##### THE DATA #####

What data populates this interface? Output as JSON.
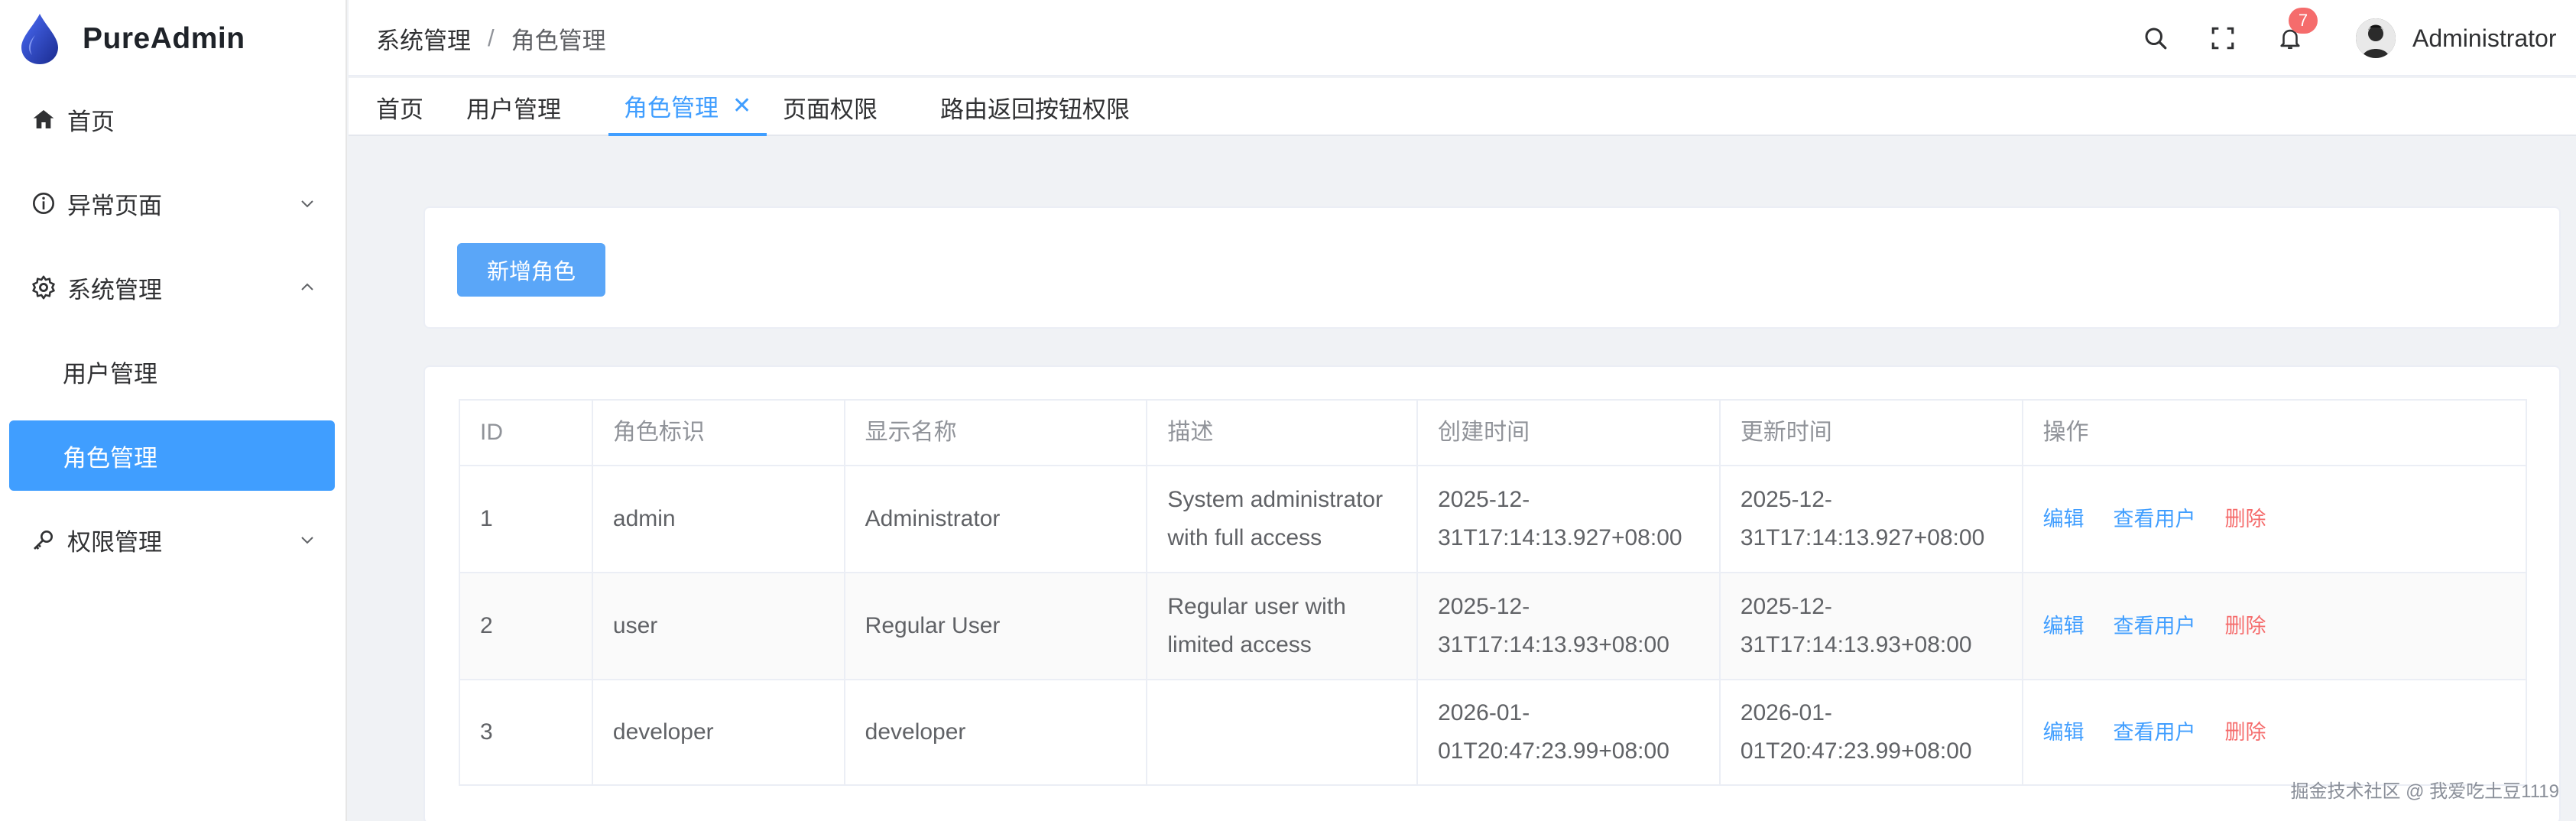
{
  "app": {
    "title": "PureAdmin"
  },
  "sidebar": {
    "items": [
      {
        "label": "首页",
        "icon": "home-icon"
      },
      {
        "label": "异常页面",
        "icon": "info-circle-icon"
      },
      {
        "label": "系统管理",
        "icon": "gear-icon"
      },
      {
        "label": "权限管理",
        "icon": "key-icon"
      }
    ],
    "sub_items": [
      {
        "label": "用户管理"
      },
      {
        "label": "角色管理",
        "active": true
      }
    ]
  },
  "header": {
    "breadcrumb": [
      "系统管理",
      "/",
      "角色管理"
    ],
    "notifications_count": "7",
    "username": "Administrator"
  },
  "tabs": [
    {
      "label": "首页"
    },
    {
      "label": "用户管理"
    },
    {
      "label": "角色管理",
      "active": true,
      "close": "✕"
    },
    {
      "label": "页面权限"
    },
    {
      "label": "路由返回按钮权限"
    }
  ],
  "toolbar": {
    "add_role_label": "新增角色"
  },
  "table": {
    "columns": [
      "ID",
      "角色标识",
      "显示名称",
      "描述",
      "创建时间",
      "更新时间",
      "操作"
    ],
    "rows": [
      {
        "id": "1",
        "key": "admin",
        "name": "Administrator",
        "desc1": "System administrator",
        "desc2": "with full access",
        "created1": "2025-12-",
        "created2": "31T17:14:13.927+08:00",
        "updated1": "2025-12-",
        "updated2": "31T17:14:13.927+08:00"
      },
      {
        "id": "2",
        "key": "user",
        "name": "Regular User",
        "desc1": "Regular user with",
        "desc2": "limited access",
        "created1": "2025-12-",
        "created2": "31T17:14:13.93+08:00",
        "updated1": "2025-12-",
        "updated2": "31T17:14:13.93+08:00"
      },
      {
        "id": "3",
        "key": "developer",
        "name": "developer",
        "desc1": "",
        "desc2": "",
        "created1": "2026-01-",
        "created2": "01T20:47:23.99+08:00",
        "updated1": "2026-01-",
        "updated2": "01T20:47:23.99+08:00"
      }
    ],
    "actions": {
      "edit": "编辑",
      "view_users": "查看用户",
      "delete": "删除"
    }
  },
  "watermark": "掘金技术社区 @ 我爱吃土豆1119",
  "colors": {
    "primary": "#409eff",
    "danger": "#f56c6c",
    "sidebar_active": "#409eff"
  }
}
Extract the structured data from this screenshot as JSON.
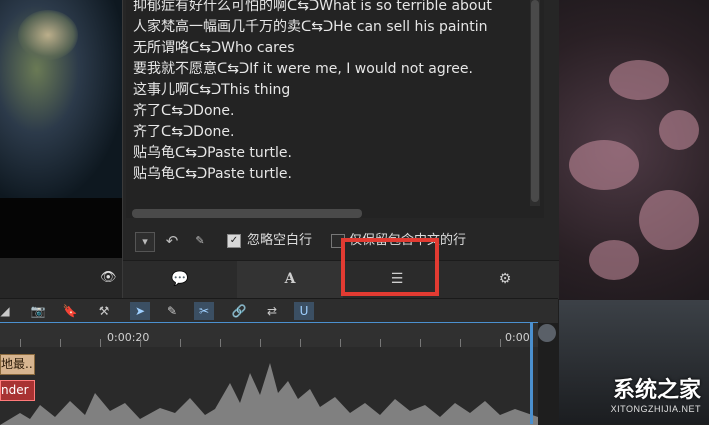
{
  "subtitle_lines": [
    "抑郁症有好什么可怕的啊ᑕ⇆ᑐWhat is so terrible about",
    "人家梵高一幅画几千万的卖ᑕ⇆ᑐHe can sell his paintin",
    "无所谓咯ᑕ⇆ᑐWho cares",
    "要我就不愿意ᑕ⇆ᑐIf it were me, I would not agree.",
    "这事儿啊ᑕ⇆ᑐThis thing",
    "齐了ᑕ⇆ᑐDone.",
    "齐了ᑕ⇆ᑐDone.",
    "贴乌龟ᑕ⇆ᑐPaste turtle.",
    "贴乌龟ᑕ⇆ᑐPaste turtle."
  ],
  "options": {
    "ignore_blank_label": "忽略空白行",
    "ignore_blank_checked": "✓",
    "keep_lines_label": "仅保留包含中文的行"
  },
  "tabs": [
    {
      "name": "subtitle-tab",
      "glyph": "💬"
    },
    {
      "name": "font-tab",
      "glyph": "A"
    },
    {
      "name": "list-tab",
      "glyph": "☰"
    },
    {
      "name": "settings-tab",
      "glyph": "⚙"
    }
  ],
  "timeline": {
    "timecode_1": "0:00:20",
    "timecode_2": "0:00",
    "clip1_label": "地最..",
    "clip2_label": "nder"
  },
  "watermark": {
    "main": "系统之家",
    "sub": "XITONGZHIJIA.NET"
  },
  "colors": {
    "highlight": "#e23b32",
    "accent_blue": "#4b90cf"
  }
}
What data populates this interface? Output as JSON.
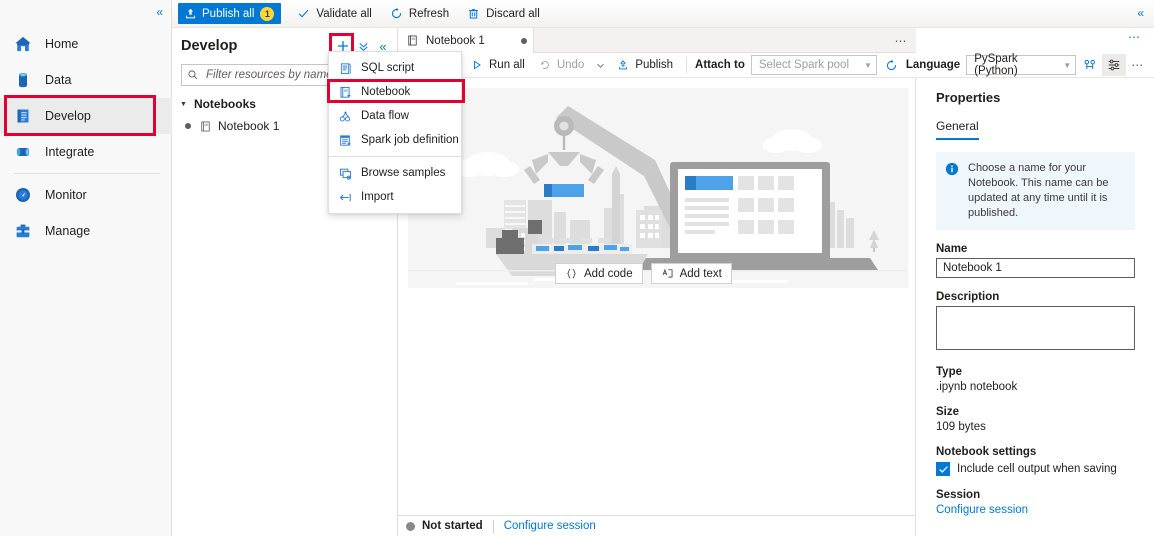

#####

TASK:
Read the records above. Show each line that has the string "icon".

WRITTEN SOLUTION:
        "icon": "home-icon"
        "icon": "info-circle-icon"
        "icon": "gear-icon"
        "icon": "key-icon"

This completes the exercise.